→ **TASK DIRECTIONS**:
An exact repetition of the data is required; no picture should appear in it.

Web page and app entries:
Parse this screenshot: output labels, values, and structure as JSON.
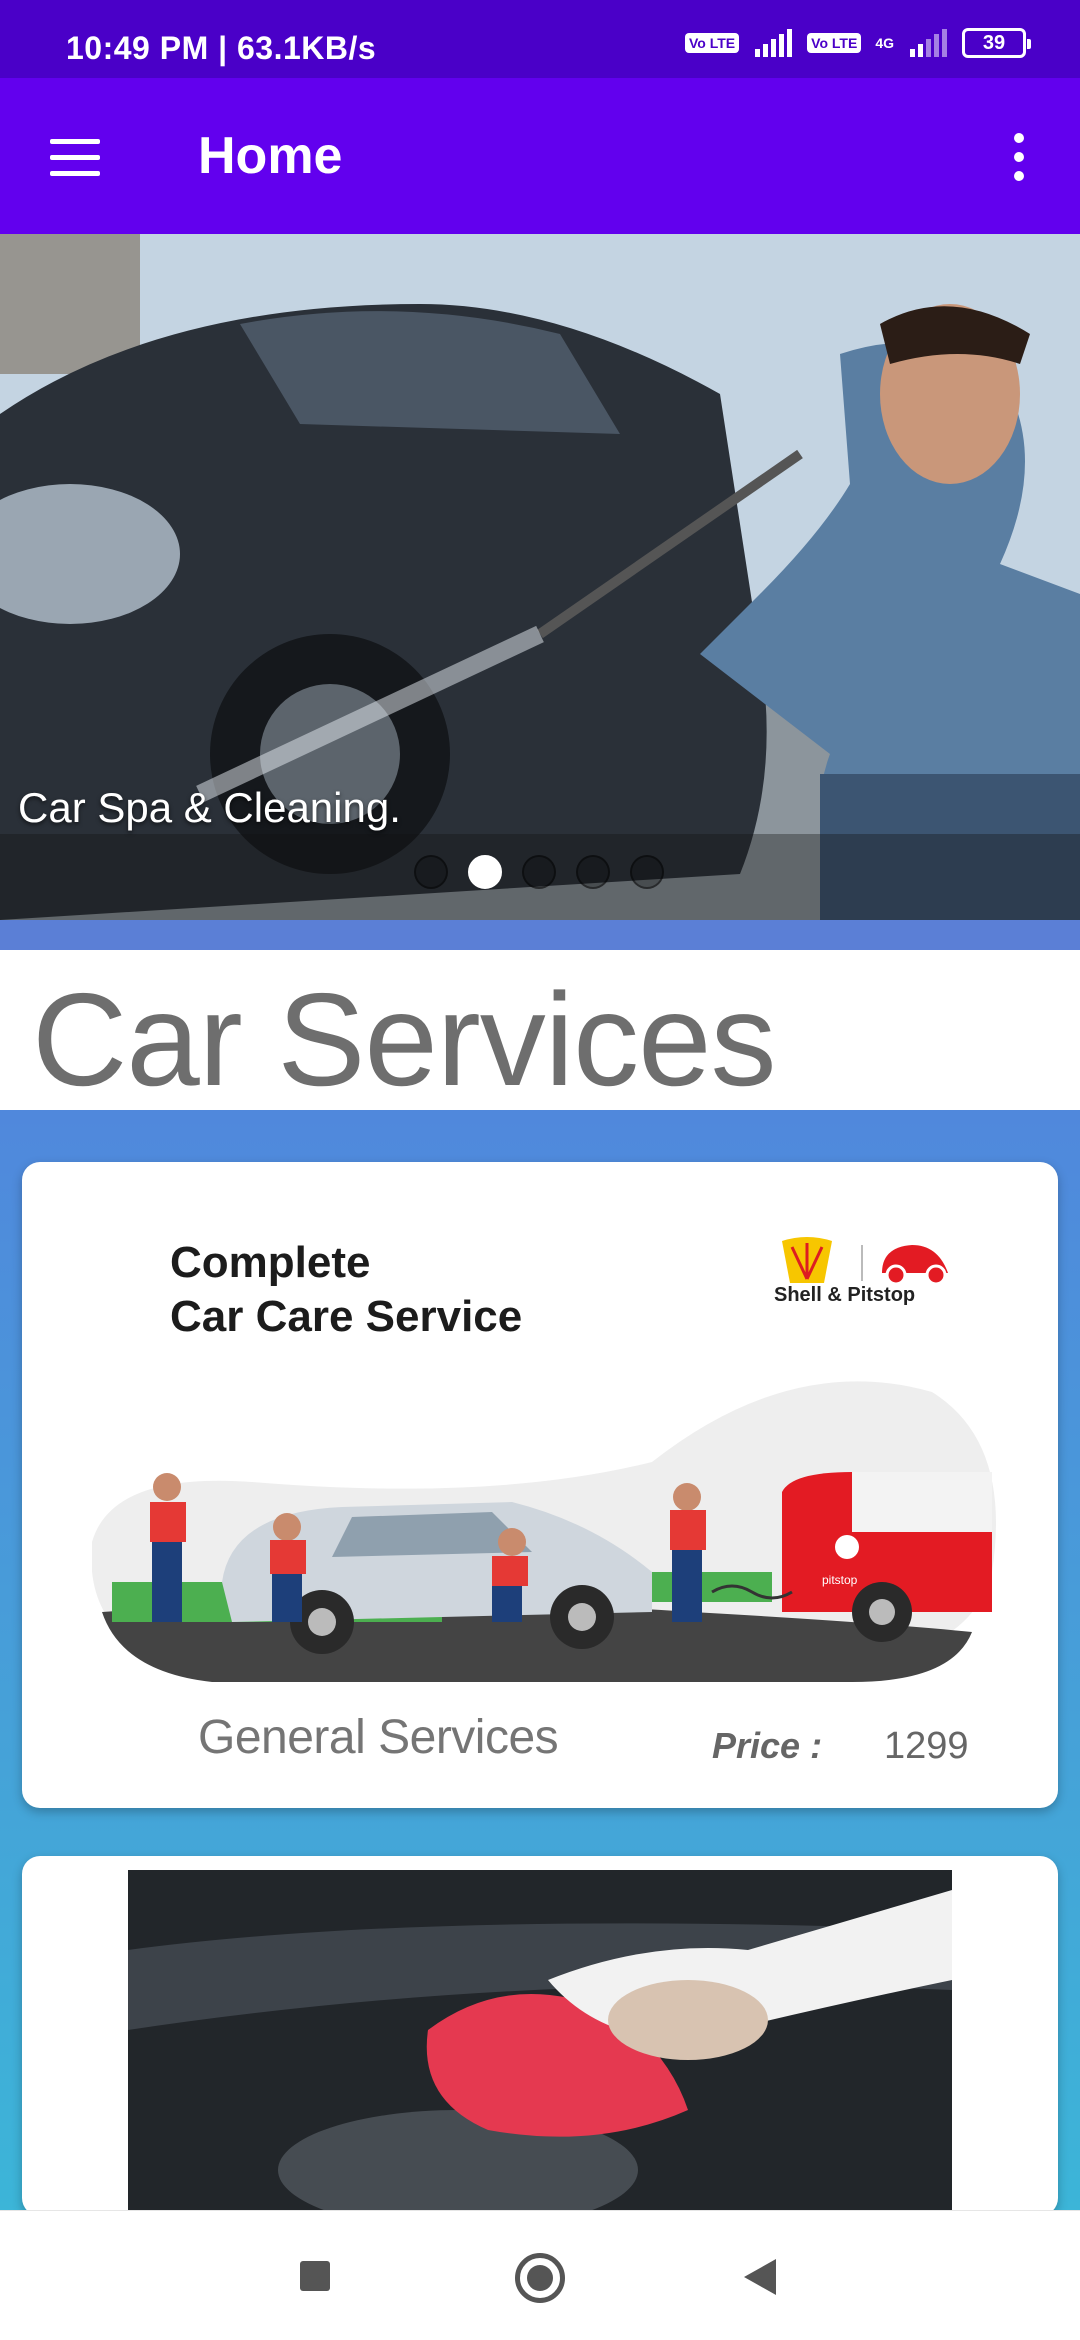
{
  "status_bar": {
    "time": "10:49 PM | 63.1KB/s",
    "sim1_label": "Vo LTE",
    "sim2_label": "Vo LTE",
    "network_type": "4G",
    "battery": "39"
  },
  "app_bar": {
    "title": "Home",
    "menu_icon": "hamburger-menu-icon",
    "overflow_icon": "more-vert-icon"
  },
  "carousel": {
    "caption": "Car Spa & Cleaning.",
    "slide_count": 5,
    "active_index": 1
  },
  "section": {
    "title": "Car Services"
  },
  "services": [
    {
      "promo_line1": "Complete",
      "promo_line2": "Car Care Service",
      "brand_text": "Shell & Pitstop",
      "van_label": "pitstop",
      "name": "General Services",
      "price_label": "Price :",
      "price_value": "1299"
    }
  ],
  "colors": {
    "status_bar": "#4a00c8",
    "app_bar": "#6200ee",
    "section_title": "#6e6e6e",
    "services_background": "#5088dc"
  }
}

→ **RESULT OF THE EXERCISE**:
Parse this screenshot: output labels, values, and structure as JSON.
{
  "status_bar": {
    "time": "10:49 PM | 63.1KB/s",
    "sim1_label": "Vo LTE",
    "sim2_label": "Vo LTE",
    "network_type": "4G",
    "battery": "39"
  },
  "app_bar": {
    "title": "Home",
    "menu_icon": "hamburger-menu-icon",
    "overflow_icon": "more-vert-icon"
  },
  "carousel": {
    "caption": "Car Spa & Cleaning.",
    "slide_count": 5,
    "active_index": 1
  },
  "section": {
    "title": "Car Services"
  },
  "services": [
    {
      "promo_line1": "Complete",
      "promo_line2": "Car Care Service",
      "brand_text": "Shell & Pitstop",
      "van_label": "pitstop",
      "name": "General Services",
      "price_label": "Price :",
      "price_value": "1299"
    }
  ],
  "colors": {
    "status_bar": "#4a00c8",
    "app_bar": "#6200ee",
    "section_title": "#6e6e6e",
    "services_background": "#5088dc"
  }
}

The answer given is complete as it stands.